What was the most interesting thing you learned about your topic?
The most interesting thing that I learned about my topic is the determination that Nurse Myra Bennett had to serve the people of the Northern Peninsula. She never walked away from any challenge. Nurse Bennett sewed a man’s foot back together when the cut was so severe it could have been amputated and walked with him for 60 miles in the middle of a Newfoundland winter to get him to hospital. She worked for 10 years without any salary and oftentimes gave patients medical supplies and food at her own expense. Nurse Myra Bennett volunteered wherever she could and she was ready at a moment’s notice to help whoever needed it. She was truly an astonishing and inspiring woman.
What important lessons have you learned that you want to share with other Canadians?
The important lessons that I have learned from Nurse Myra Bennett is to always chase your dreams and to never give up hope. She has taught me to be determined and to keep going no matter how difficult the task. She never complained and she never let any obstacles stand in her way. Nurse Myra Bennett was a true example of service and sacrifice to her fellowman. She is a great inspiration to all Canadians.
How would you compare your life today to the lives of those studied in your project?

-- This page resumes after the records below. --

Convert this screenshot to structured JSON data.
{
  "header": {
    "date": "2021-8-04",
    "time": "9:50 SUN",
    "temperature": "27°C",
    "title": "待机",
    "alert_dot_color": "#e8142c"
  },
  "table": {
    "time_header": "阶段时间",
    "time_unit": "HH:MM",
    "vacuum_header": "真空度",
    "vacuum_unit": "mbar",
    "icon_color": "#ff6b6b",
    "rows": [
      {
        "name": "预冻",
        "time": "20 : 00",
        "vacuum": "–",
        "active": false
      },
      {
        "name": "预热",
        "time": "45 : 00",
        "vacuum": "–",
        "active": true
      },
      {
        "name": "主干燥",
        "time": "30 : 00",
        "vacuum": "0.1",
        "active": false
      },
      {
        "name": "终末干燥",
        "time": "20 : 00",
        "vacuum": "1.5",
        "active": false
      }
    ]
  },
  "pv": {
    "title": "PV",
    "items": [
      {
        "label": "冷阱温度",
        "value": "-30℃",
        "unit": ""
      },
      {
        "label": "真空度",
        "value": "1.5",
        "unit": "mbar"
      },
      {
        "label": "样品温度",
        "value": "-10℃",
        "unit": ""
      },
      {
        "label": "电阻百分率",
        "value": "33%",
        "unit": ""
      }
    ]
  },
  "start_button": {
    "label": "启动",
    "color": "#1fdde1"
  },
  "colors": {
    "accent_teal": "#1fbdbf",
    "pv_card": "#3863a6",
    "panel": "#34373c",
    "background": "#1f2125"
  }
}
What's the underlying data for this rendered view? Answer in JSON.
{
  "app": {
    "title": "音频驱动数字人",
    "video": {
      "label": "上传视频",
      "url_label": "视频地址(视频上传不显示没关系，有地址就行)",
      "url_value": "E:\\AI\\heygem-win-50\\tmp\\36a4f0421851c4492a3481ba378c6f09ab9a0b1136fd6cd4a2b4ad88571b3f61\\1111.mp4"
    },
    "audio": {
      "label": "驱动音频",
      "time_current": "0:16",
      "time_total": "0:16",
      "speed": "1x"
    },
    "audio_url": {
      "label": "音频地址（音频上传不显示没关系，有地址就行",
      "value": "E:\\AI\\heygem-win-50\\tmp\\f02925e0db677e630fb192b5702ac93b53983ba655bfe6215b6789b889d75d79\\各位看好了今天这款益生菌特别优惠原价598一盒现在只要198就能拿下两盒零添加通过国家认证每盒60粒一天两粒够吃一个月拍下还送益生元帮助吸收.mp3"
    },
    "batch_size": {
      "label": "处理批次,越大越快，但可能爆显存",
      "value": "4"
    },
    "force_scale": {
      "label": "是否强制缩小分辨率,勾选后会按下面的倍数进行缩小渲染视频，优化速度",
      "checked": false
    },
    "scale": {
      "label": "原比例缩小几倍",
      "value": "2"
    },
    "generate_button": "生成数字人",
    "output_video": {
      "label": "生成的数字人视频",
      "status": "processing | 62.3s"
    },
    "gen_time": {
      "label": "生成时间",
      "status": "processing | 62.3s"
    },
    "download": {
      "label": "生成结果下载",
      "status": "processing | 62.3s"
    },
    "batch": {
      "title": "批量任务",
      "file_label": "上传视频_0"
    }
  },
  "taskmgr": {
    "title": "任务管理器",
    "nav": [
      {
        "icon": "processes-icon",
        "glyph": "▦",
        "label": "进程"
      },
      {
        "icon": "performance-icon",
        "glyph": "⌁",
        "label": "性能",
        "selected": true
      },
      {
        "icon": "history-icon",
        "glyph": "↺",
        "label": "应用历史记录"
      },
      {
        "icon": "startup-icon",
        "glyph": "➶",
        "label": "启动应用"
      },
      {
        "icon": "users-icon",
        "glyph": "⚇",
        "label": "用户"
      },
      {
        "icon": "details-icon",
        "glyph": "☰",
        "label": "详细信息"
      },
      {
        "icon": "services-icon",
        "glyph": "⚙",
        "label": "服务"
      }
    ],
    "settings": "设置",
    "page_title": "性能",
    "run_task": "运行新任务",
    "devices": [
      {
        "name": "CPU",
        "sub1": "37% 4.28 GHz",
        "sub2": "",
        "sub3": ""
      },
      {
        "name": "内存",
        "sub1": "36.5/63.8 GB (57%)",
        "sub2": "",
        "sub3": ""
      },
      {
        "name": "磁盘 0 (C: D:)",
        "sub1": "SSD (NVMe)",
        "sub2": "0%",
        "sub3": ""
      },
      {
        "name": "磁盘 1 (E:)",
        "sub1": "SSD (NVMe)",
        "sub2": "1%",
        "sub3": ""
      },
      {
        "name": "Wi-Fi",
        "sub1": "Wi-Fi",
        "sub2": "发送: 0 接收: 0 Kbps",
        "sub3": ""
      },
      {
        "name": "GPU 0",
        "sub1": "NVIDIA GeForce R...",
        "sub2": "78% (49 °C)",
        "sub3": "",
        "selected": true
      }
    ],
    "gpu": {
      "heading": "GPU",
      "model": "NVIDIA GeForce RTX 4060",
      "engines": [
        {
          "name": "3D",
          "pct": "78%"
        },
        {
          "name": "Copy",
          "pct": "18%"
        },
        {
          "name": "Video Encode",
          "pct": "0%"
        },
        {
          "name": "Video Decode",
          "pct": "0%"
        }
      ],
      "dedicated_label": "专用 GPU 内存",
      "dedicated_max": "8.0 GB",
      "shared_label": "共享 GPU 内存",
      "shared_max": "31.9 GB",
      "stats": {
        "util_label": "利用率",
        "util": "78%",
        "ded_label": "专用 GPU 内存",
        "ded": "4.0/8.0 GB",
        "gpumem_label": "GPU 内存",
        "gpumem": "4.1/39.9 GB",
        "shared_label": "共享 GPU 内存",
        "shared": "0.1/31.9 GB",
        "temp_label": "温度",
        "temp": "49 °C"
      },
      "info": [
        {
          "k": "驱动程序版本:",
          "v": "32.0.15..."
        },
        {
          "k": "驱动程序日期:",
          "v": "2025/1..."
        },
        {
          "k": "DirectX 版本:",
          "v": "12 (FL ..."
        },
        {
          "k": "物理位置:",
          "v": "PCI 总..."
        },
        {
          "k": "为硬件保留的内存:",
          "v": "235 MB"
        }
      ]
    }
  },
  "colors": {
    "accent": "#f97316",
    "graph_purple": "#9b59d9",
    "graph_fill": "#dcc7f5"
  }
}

My life today is very different from the lives of those who I studied in my project. Unlike today’s modern technology, Nurse Myra Bennett could not video chat her patients nor could she get in her car and drive to them. She mostly had to travel by boat or by foot to reach her destination. Sometimes she even had to go by dog sled. Today we have clinics and hospitals a short drive away with all its modern technologies but it might have taken Nurse Bennett several days of travel, often in horrible weather conditions, to reach her patients.